**MATERIAL PROVIDED**

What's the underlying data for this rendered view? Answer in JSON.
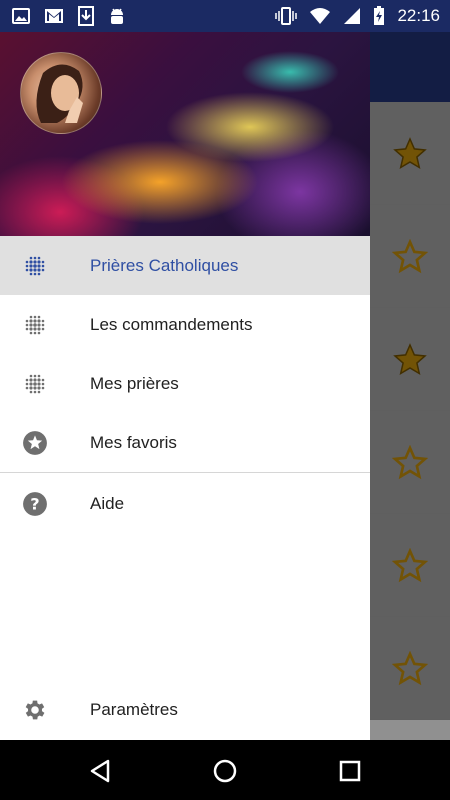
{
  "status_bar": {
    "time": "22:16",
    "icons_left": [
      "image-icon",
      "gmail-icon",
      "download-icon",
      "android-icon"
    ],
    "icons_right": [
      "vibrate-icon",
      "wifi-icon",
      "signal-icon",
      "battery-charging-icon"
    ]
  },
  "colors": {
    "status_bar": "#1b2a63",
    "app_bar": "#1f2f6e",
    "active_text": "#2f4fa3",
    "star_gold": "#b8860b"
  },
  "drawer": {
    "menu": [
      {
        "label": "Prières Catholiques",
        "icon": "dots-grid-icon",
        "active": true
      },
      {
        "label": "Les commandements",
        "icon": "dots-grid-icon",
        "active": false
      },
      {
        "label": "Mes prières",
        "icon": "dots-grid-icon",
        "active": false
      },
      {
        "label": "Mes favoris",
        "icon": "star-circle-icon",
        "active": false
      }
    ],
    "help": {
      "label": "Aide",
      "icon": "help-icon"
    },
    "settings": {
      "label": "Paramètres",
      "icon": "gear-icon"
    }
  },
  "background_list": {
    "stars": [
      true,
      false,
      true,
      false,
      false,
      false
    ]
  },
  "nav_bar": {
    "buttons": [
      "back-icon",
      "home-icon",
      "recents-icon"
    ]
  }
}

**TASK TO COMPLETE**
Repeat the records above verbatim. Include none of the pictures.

**TASK RESULT**
What's the underlying data for this rendered view? Answer in JSON.
{
  "status_bar": {
    "time": "22:16",
    "icons_left": [
      "image-icon",
      "gmail-icon",
      "download-icon",
      "android-icon"
    ],
    "icons_right": [
      "vibrate-icon",
      "wifi-icon",
      "signal-icon",
      "battery-charging-icon"
    ]
  },
  "colors": {
    "status_bar": "#1b2a63",
    "app_bar": "#1f2f6e",
    "active_text": "#2f4fa3",
    "star_gold": "#b8860b"
  },
  "drawer": {
    "menu": [
      {
        "label": "Prières Catholiques",
        "icon": "dots-grid-icon",
        "active": true
      },
      {
        "label": "Les commandements",
        "icon": "dots-grid-icon",
        "active": false
      },
      {
        "label": "Mes prières",
        "icon": "dots-grid-icon",
        "active": false
      },
      {
        "label": "Mes favoris",
        "icon": "star-circle-icon",
        "active": false
      }
    ],
    "help": {
      "label": "Aide",
      "icon": "help-icon"
    },
    "settings": {
      "label": "Paramètres",
      "icon": "gear-icon"
    }
  },
  "background_list": {
    "stars": [
      true,
      false,
      true,
      false,
      false,
      false
    ]
  },
  "nav_bar": {
    "buttons": [
      "back-icon",
      "home-icon",
      "recents-icon"
    ]
  }
}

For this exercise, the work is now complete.